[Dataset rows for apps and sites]
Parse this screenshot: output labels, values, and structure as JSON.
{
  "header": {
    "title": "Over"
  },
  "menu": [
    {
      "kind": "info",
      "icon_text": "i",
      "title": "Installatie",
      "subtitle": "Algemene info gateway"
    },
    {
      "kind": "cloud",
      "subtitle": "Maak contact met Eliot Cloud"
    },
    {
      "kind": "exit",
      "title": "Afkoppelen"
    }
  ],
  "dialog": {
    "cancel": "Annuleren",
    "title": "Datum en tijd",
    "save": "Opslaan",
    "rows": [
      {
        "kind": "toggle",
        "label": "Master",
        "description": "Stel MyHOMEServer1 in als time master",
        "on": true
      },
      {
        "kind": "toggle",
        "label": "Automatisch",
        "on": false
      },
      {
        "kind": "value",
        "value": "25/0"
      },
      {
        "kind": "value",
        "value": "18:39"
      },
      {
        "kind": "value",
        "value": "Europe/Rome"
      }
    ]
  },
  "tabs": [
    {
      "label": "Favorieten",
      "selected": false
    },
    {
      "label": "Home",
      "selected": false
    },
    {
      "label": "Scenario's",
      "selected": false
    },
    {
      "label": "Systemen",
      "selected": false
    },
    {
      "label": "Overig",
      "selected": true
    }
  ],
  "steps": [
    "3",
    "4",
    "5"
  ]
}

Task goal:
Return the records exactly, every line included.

Answer to this task:
Parse this screenshot: output labels, values, and structure as JSON.
{
  "header": {
    "title": "Over"
  },
  "menu": [
    {
      "kind": "info",
      "icon_text": "i",
      "title": "Installatie",
      "subtitle": "Algemene info gateway"
    },
    {
      "kind": "cloud",
      "subtitle": "Maak contact met Eliot Cloud"
    },
    {
      "kind": "exit",
      "title": "Afkoppelen"
    }
  ],
  "dialog": {
    "cancel": "Annuleren",
    "title": "Datum en tijd",
    "save": "Opslaan",
    "rows": [
      {
        "kind": "toggle",
        "label": "Master",
        "description": "Stel MyHOMEServer1 in als time master",
        "on": true
      },
      {
        "kind": "toggle",
        "label": "Automatisch",
        "on": false
      },
      {
        "kind": "value",
        "value": "25/0"
      },
      {
        "kind": "value",
        "value": "18:39"
      },
      {
        "kind": "value",
        "value": "Europe/Rome"
      }
    ]
  },
  "tabs": [
    {
      "label": "Favorieten",
      "selected": false
    },
    {
      "label": "Home",
      "selected": false
    },
    {
      "label": "Scenario's",
      "selected": false
    },
    {
      "label": "Systemen",
      "selected": false
    },
    {
      "label": "Overig",
      "selected": true
    }
  ],
  "steps": [
    "3",
    "4",
    "5"
  ]
}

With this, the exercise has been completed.